However, we frequently find that the explanation and realization of purpose, as defined by management, have been conveyed to business division managers as well as those in the workplace.
This leads to different divisional interpretations, which distort purpose to fit each division’s circumstances. To prevent this, it is critical that architecture (transformation design) be envisioned that enhances the attainment of purpose at management level.
Architecture is the element that pulls together sustainability contributions and discontinuous corporate growth, together with the internal transformations both require. It includes the brand strategies, structures, and processes needed to realize the transformation and achieve the goals.
The question now is how current business structures—that are complicated by behaviors, reactions, and complex causal relationships—can be disrupted and changed and, ultimately, what form they should take.

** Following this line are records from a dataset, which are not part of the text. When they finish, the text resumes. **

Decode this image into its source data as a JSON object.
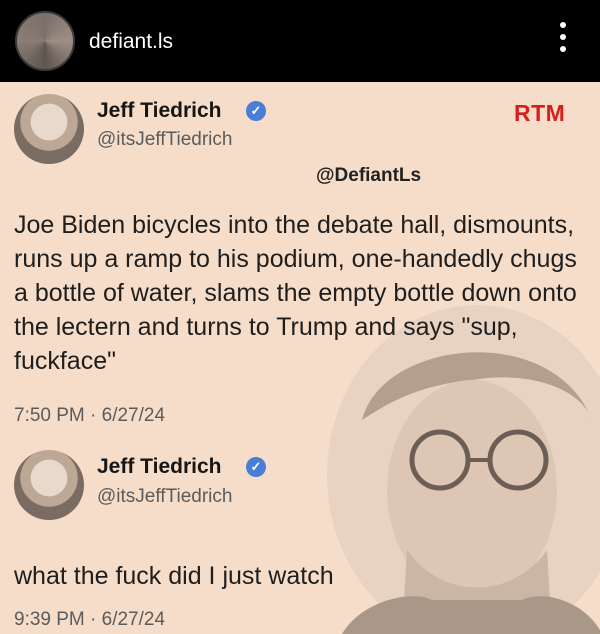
{
  "story": {
    "username": "defiant.ls"
  },
  "tweet": {
    "author_name": "Jeff Tiedrich",
    "author_handle": "@itsJeffTiedrich",
    "badge": "RTM",
    "watermark": "@DefiantLs",
    "text": "Joe Biden bicycles into the debate hall, dismounts, runs up a ramp to his podium, one-handedly chugs a bottle of water, slams the empty bottle down onto the lectern and turns to Trump and says \"sup, fuckface\"",
    "timestamp": "7:50 PM · 6/27/24"
  },
  "reply": {
    "author_name": "Jeff Tiedrich",
    "author_handle": "@itsJeffTiedrich",
    "text": "what the fuck did I just watch",
    "timestamp": "9:39 PM · 6/27/24"
  },
  "colors": {
    "background": "#f6ddc9",
    "topbar": "#000000",
    "rtm": "#d51f1f",
    "verified": "#4a7dd6"
  },
  "icons": {
    "verified": "verified-badge-icon",
    "menu": "more-vertical-icon"
  }
}
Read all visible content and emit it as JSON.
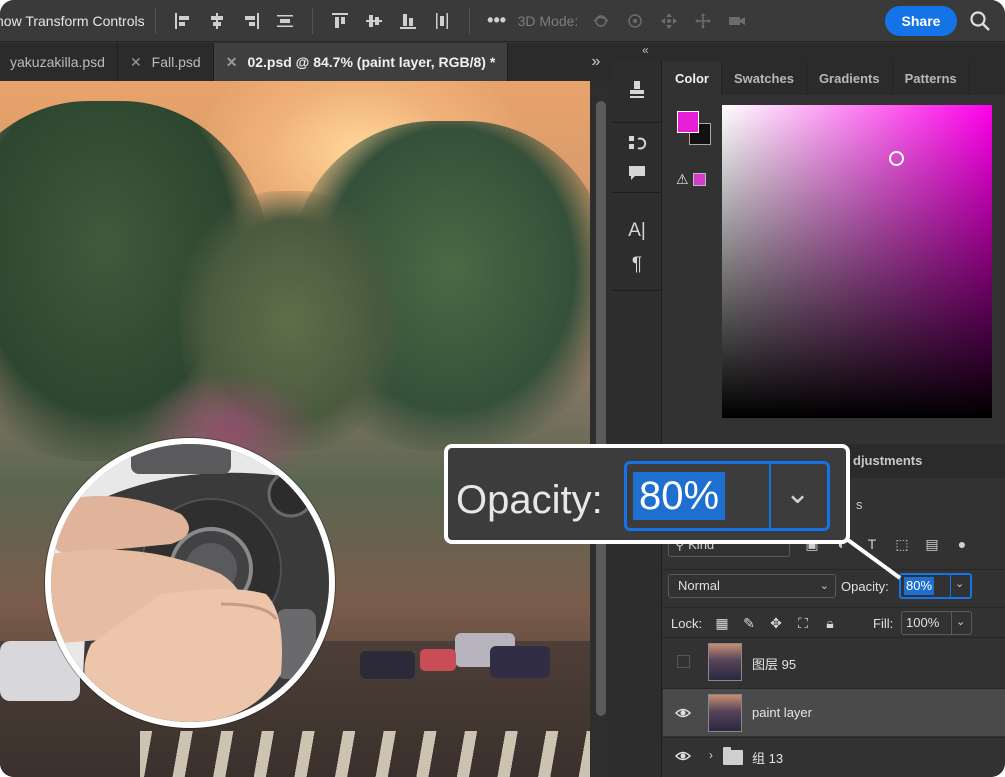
{
  "options_bar": {
    "transform_label": "how Transform Controls",
    "mode3d_label": "3D Mode:",
    "share_label": "Share"
  },
  "tabs": [
    {
      "label": "yakuzakilla.psd",
      "active": false,
      "closable": false
    },
    {
      "label": "Fall.psd",
      "active": false,
      "closable": true
    },
    {
      "label": "02.psd @ 84.7% (paint layer, RGB/8) *",
      "active": true,
      "closable": true
    }
  ],
  "tabs_more": "»",
  "panel_collapse": "«",
  "color_panel": {
    "tabs": [
      "Color",
      "Swatches",
      "Gradients",
      "Patterns"
    ],
    "active_tab": "Color",
    "foreground": "#e51fd8",
    "background": "#111111",
    "hue_color": "#ff00ea"
  },
  "layers_panel": {
    "adjustments_tab_fragment": "djustments",
    "second_tab_fragment": "s",
    "kind_filter": "Kind",
    "blend_mode": "Normal",
    "opacity_label": "Opacity:",
    "opacity_value": "80%",
    "lock_label": "Lock:",
    "fill_label": "Fill:",
    "fill_value": "100%",
    "layers": [
      {
        "name": "图层 95",
        "visible": false,
        "selected": false,
        "type": "pixel"
      },
      {
        "name": "paint layer",
        "visible": true,
        "selected": true,
        "type": "pixel"
      },
      {
        "name": "组 13",
        "visible": true,
        "selected": false,
        "type": "group"
      }
    ]
  },
  "callout": {
    "label": "Opacity:",
    "value": "80%"
  },
  "colors": {
    "accent": "#1473e6",
    "selection": "#1f6fd1"
  }
}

It is important to move steadily forward, coordinating with workplaces in each business division, based on architecture that clearly defines the internal shift.
“Creative beyond Logic”
The element our team emphasizes for resolving complexities is to be creative beyond logic. Based on this approach, we contribute to sustainability, the growth of existing businesses, the creation of new businesses, and corporate internal transformations.
Besides gathering information, identifying issues, and structuralizing them, we also verify the marketability of new businesses and simulate impacts on existing businesses.
Naturally, the logic required for such strategic consulting is important. Nevertheless, activities that positively impact the Earth, society, consumers, and companies are not created by an infusion of logic alone. Also required is creative power, if existing mindsets are to be substantially changed and solutions created.
To this end, we identify questions that need solid answers, discover solutions, and provide guided support so that results can be realized. We take pride in being a team of transformational partners.
BX Design Division
Shingo Yamahara is engaged in a wide range of advisory roles in the BX domain, including the formulation of: medium-term management and business strategies; new business creation planning; corporate transformation strategies and their execution; and human resource and organizational transformation plans for C-suites.
Having most recently served as a director, the projects he has overseen include those involving major global food manufacturers, global high-precision machinery makers, automotive manufacturers, major Japanese IT companies, luxury eyewear companies, among many other enterprises.